Sharplin Falls walkway opened
Ashburton deputy mayor Liz McMillan and Mt Somers Walkways Society president Charles Ross cut the ribbon to open the Tāhekerua Sharplin Falls Track.

Mid Canterbury’s much-treasured walk to Sharplin Falls has finally reopened to the public.
When the Canterbury earthquakes struck, the area around Sharplin Falls was shaken, loosening rock above the old track.
Unstable rock crashed on to the track several times and on one occasion smashed the gantry on the walkway.
The Department of Conservation (DOC) deemed the track too unsafe to reopen and closed the track indefinitely.
That was 10 years ago.
After five years of badgering DOC to consider opening an alternative route, the Mt Somers Walkways Society decided to tackle the job themselves.
What followed was a five-year labour of love and dogged determination.
“It’s been a long wait getting back to this locally treasured destination,” society president Charles Ross said in his speech at the official opening on Friday.
It took several years to work through the red tape and get a 30-year easement and approval from DOC to build the track.
Ross said Fulton Hogan helped with “the paper war” and got the 70-page assessment of environmental effects completed.
They couldn’t have done it without that help, Ross said.
The physical on-the-ground work of building the track started in September last year and was “quite a serious proposition”.
“Thousands of hours were poured into this track,” Ross said.
The list of people who helped in some way was long, and included past and current members of the Mt Somers Walkways Society, the Sharplin Falls Track working group, and the many generous donors who provided the money needed to build the track and two new bridges.
“It’s been most humbling to see $500,000 turn up, with more given in kind.”

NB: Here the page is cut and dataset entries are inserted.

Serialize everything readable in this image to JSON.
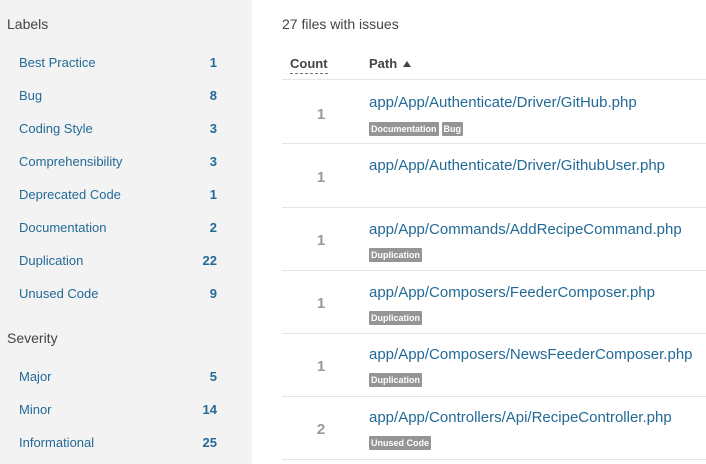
{
  "sidebar": {
    "labels_title": "Labels",
    "labels": [
      {
        "label": "Best Practice",
        "count": "1"
      },
      {
        "label": "Bug",
        "count": "8"
      },
      {
        "label": "Coding Style",
        "count": "3"
      },
      {
        "label": "Comprehensibility",
        "count": "3"
      },
      {
        "label": "Deprecated Code",
        "count": "1"
      },
      {
        "label": "Documentation",
        "count": "2"
      },
      {
        "label": "Duplication",
        "count": "22"
      },
      {
        "label": "Unused Code",
        "count": "9"
      }
    ],
    "severity_title": "Severity",
    "severity": [
      {
        "label": "Major",
        "count": "5"
      },
      {
        "label": "Minor",
        "count": "14"
      },
      {
        "label": "Informational",
        "count": "25"
      }
    ]
  },
  "main": {
    "summary": "27 files with issues",
    "columns": {
      "count": "Count",
      "path": "Path"
    },
    "sort_icon": "caret-up-icon",
    "rows": [
      {
        "count": "1",
        "path": "app/App/Authenticate/Driver/GitHub.php",
        "tags": [
          "Documentation",
          "Bug"
        ]
      },
      {
        "count": "1",
        "path": "app/App/Authenticate/Driver/GithubUser.php",
        "tags": []
      },
      {
        "count": "1",
        "path": "app/App/Commands/AddRecipeCommand.php",
        "tags": [
          "Duplication"
        ]
      },
      {
        "count": "1",
        "path": "app/App/Composers/FeederComposer.php",
        "tags": [
          "Duplication"
        ]
      },
      {
        "count": "1",
        "path": "app/App/Composers/NewsFeederComposer.php",
        "tags": [
          "Duplication"
        ]
      },
      {
        "count": "2",
        "path": "app/App/Controllers/Api/RecipeController.php",
        "tags": [
          "Unused Code"
        ]
      }
    ]
  },
  "colors": {
    "link": "#236a97",
    "sidebar_bg": "#f3f3f3",
    "tag_bg": "#959595"
  }
}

Ross also singled out former DOC operations manager Duncan Toogood for “breaking new ground” to get the agreement to build the track off the ground.
The various contractors who worked on the planning and building of the track also got a special mention.

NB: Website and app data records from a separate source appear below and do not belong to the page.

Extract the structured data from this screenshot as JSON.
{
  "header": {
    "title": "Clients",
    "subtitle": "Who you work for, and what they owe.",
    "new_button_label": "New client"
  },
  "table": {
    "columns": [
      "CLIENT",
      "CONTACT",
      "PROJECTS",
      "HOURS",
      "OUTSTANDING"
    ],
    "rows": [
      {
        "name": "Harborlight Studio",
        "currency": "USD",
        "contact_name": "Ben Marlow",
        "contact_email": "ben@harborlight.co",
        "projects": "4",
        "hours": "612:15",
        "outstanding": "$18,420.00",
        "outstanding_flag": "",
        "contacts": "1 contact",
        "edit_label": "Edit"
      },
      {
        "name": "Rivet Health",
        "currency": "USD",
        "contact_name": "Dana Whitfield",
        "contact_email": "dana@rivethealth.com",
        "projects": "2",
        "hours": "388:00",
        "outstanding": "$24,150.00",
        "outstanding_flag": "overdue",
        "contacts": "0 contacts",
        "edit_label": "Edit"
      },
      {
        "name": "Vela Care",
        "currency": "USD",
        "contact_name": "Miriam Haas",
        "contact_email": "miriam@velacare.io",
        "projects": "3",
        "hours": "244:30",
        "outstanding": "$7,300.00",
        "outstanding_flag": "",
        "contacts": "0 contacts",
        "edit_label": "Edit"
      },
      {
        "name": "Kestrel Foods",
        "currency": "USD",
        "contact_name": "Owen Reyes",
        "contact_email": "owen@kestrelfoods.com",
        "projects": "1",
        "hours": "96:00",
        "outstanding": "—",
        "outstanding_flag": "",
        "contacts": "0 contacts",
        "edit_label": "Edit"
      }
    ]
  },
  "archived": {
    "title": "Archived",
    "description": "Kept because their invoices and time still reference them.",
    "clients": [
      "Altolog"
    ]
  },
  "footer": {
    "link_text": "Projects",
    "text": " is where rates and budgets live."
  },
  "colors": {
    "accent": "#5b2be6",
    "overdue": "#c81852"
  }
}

Many provided “mates rates”, while some didn’t charge for their time at all.
Ross told the Guardian a number of people “put a fair bit of skin in the game” and said the society was excited to finally have the track open for people to enjoy.
But the mahi is not done for the Mt Somers Walkways Society as they take on the responsibility for the maintenance of the new track alongside the other track work they do in the area.

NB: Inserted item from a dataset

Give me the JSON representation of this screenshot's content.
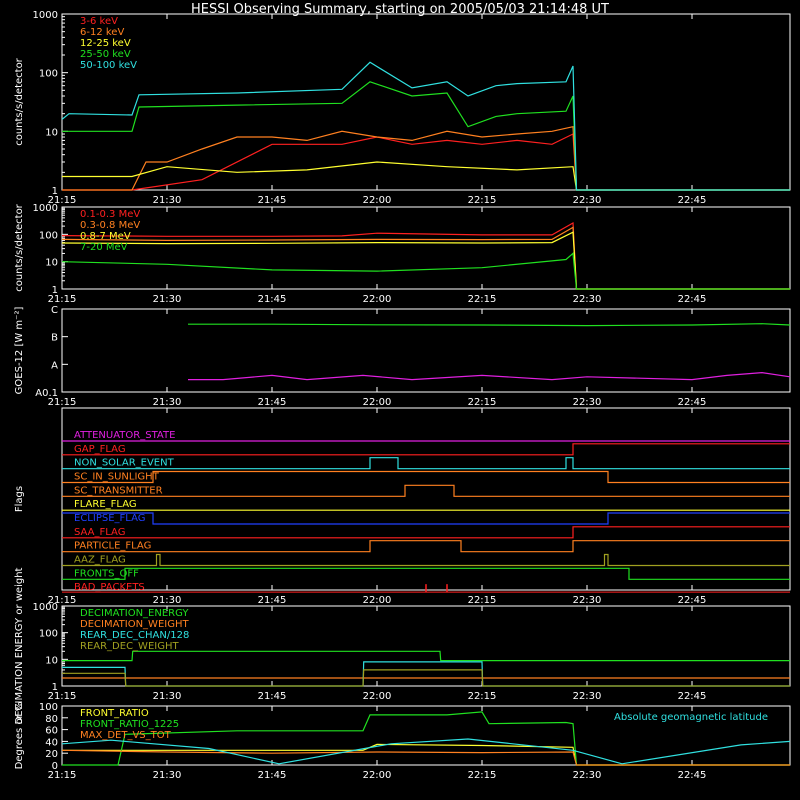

Ross said the members were looking forward to “getting back out there” to tackle the track maintenance and pest and weed control that they have not had much time to do while building the new track.
“We do work all around the mountain and in the Stour Valley, and the group is responsible for the South Face track on Mt Somers,” Ross said.
Local DOC operations manager Tony Preston said nationally DOC had an asset base that it was not resourced for and it was always hard to walk away from a track.
However, he had been “blown away” by the quality of work on the track.
“It’s incredible what the community has achieved together,” he said.

  • By Sharon Davis